Value Over Invention: Breaking Down the Promise of IoT (Part 1)
Understand the true value proposition of the Internet of Things and how your business can best leverage it in a meaningful way.
This article is part of a series, stay tuned for Part 2.
There was a time when data was not everywhere - at least, not for us. Digital information was created, processed and stored through the active input of a user. It was voluntarily generated, instead of passively observed, and thus there was less of it, as it was filtered by the most imprecise and inattentive of sensors: the human being. Data was limited by people—limited to what we could observe, what we paid attention to and what we deemed worthwhile.
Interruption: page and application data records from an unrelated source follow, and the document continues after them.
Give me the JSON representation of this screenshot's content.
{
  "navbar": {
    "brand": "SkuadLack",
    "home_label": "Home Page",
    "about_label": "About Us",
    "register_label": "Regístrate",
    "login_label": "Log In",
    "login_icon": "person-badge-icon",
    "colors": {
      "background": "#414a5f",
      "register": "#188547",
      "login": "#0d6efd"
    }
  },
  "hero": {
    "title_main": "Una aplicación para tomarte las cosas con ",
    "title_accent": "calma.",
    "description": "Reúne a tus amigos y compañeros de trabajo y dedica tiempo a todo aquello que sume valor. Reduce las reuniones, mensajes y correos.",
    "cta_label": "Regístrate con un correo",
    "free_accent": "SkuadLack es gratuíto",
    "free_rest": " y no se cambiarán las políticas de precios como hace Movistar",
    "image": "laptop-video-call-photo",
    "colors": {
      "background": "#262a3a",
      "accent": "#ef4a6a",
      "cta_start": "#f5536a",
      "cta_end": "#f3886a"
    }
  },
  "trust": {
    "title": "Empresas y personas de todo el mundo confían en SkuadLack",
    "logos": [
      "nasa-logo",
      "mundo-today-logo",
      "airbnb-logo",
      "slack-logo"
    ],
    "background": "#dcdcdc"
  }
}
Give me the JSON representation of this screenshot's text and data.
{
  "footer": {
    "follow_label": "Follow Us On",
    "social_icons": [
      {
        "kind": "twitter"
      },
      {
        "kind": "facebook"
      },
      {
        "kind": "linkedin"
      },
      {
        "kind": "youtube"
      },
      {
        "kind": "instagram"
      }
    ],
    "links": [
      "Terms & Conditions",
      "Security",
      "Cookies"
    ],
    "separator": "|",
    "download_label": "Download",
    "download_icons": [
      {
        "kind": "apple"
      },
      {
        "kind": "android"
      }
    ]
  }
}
Then the future arrived, and the world exploded with data. Advances in hardware, connectivity, and computing opened us up to the idea that data was - and is - everywhere, accessible through the ever-growing Internet of Things (“IoT”). Increasingly accurate and versatile sensors could be deployed in creative ways, feeding information to agile microcomputers that would upload the data to be processed and accessed on the internet. From the nutrient profile of a sea urchin farm in Hokkaido to the customer satisfaction at Disneyland, the world now appeared data incarnate—measurable, analyzable and, if the hype is real, leverageable.
But delineating the hype from the truly valuable is no simple task. It’s a distinction that businesses, investors and entrepreneurs are wrestling with, attempting to differentiate short-lived fads from the long-lasting innovations. It’s a familiar problem, one faced by any new technology or paradigm (IoT’s sister technologies, blockchain and artificial intelligence are in the throes of a similar soul-searching process). But what’s perhaps unique to IoT is not only the diversity of its potential applications - some more valuable than others - but also the sheer variety of the tech itself. From wearables to smart factories, private networks to open platforms, the Internet of Things takes many forms. Indeed, there actually isn’t just one internet of things. It is less a technology and more an idea, a notion of a highly communicative and informed infrastructure enabled by connected devices. Its nebulousness speaks to its wide-ranging possibilities but also indicates a lack of a focused value-add.
How can businesses then integrate IoT in a meaningful, valuable way that has continued impact and relevance, and, at the end of the day, continued profits? The unfortunate truth is that, though it is abundant, not all data is created equal. In theory, IoT technologies are relevant to any industry where otherwise untapped physical data can be leveraged. But that data comes at a cost, necessitated by expensive hardware development and maintenance, network infrastructure, and mechanisms for data processing, human or artificial, all of which increase as you scale. The key is adopting a “needs-first” approach: pinpointing critical gaps in business processes or consumer experience and leveraging the data insights delivered by IoT to address them in a meaningful way. In short, the data has to be worth it.
The key is adopting a “needs-first” approach: pinpointing critical gaps in business processes or consumer experience and leveraging the data insights delivered by IoT to address them in a meaningful way.
The following articles in this series will focus on this idea in the context of three major arenas that have seen the largest adoption of IoT technology:
- consumer products
- experiential marketing
- industrial infrastructure
All three have different iterations and use cases of connected devices across the various industries they capture, a testament to the technology’s fluidity. And all three are also in the process of hashing out the true value proposition of those devices. By applying the philosophy of value over invention, needs over novelty, businesses operating in these areas can figure out if the Internet of Things is right for them and decide how best to integrate with it. Stay tuned and stay connected.